FEDERER: We were thinking of doing different things. Most important was that I definitely do the trip this year, that has been my number one priority. I went to Ethiopia a few years ago but I really wanted to come back to South Africa.
My heart is in South Africa, through my mum. My mum being from here, me spending a lot of time here as well, I feel most connected to this part of the world.
Obviously I would like to see other ones (projects in the five other African countries) as well, but coming here, being able to do something in South Africa and also visiting my family was important.
The 10 years are important to us. I still feel we’re in the beginning of everything. Ten years sounds like a long time but it’s changed a lot in terms of the kids we’re able to reach and the money we’re able to put out there to help.
In this regard I was thinking of doing another ‘Match for Africa’ again which I did two or three years ago with (Rafa)Nadal when I was able to raise up to $3 million. I don’t know if this year will be the year to do it but I hope to.
REUTERS: Is it important for people in your kind of position to ‘give back’?

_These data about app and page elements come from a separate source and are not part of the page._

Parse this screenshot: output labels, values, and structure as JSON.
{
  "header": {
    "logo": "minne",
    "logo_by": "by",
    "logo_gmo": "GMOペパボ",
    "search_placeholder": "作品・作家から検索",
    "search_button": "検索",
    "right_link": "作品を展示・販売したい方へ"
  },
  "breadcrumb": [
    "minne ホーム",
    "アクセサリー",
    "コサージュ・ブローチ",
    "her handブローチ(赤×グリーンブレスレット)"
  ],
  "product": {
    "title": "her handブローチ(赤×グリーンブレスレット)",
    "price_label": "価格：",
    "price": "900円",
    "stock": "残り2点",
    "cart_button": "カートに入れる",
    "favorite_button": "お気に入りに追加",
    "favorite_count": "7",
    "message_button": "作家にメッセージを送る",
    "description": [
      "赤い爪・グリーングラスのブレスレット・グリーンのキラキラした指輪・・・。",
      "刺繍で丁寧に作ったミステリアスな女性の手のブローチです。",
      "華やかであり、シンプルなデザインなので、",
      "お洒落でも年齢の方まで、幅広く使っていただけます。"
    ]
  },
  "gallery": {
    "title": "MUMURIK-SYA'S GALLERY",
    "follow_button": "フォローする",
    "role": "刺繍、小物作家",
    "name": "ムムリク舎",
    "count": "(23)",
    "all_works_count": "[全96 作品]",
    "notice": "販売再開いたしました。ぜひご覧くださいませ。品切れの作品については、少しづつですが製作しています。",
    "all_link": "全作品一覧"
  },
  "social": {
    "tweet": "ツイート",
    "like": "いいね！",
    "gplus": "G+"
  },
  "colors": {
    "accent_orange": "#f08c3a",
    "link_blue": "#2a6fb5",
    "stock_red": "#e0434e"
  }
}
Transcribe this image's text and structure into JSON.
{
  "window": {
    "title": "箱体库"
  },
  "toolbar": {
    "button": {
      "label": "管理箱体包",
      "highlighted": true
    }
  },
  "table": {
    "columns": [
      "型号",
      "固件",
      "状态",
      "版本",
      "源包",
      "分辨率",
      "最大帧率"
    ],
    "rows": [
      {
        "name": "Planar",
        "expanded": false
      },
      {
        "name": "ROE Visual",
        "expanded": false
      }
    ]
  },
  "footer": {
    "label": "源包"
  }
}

FEDERER: Sometimes it’s not always about the money. If people were willing to give time, to talk, to inspire, to help; because at the end of the day it comes down to the people who help the kids get smarter and get better at the end of the day.
Of course you need money to be able to do that sometimes, not everywhere in the world, but here particularly you do, it’s clear, its visible.
REUTERS: Is it important to do it?
FEDERER: I think you have to do what you feel is right to do. I don’t think there’s a certain obligation, but it would be a missed opportunity if you didn’t because, let’s not forget how incredibly lucky... I can only speak for myself; how incredibly lucky I feel that I made my hobby my job and my dream at the end of the day.
Sometimes with little effort I can raise so much awareness or raise so much money in one event, that other people would take a long long time to raise - I feel I would be selfish if I were to not share that with other people.
REUTERS: Your twin daughters are almost four years old now. Does having a family make you better or slow you down?
FEDERER: I thought it would maybe slow me down a bit just because everybody says so. I’m happy that again I was able to prove that it’s possible to have a family and play well.
Not only do I have a family but I have twin girls, so it was super intense in the first years, it’s still very intense now. But I made it work. I have an incredible wife who is so supportive and is willing to travel.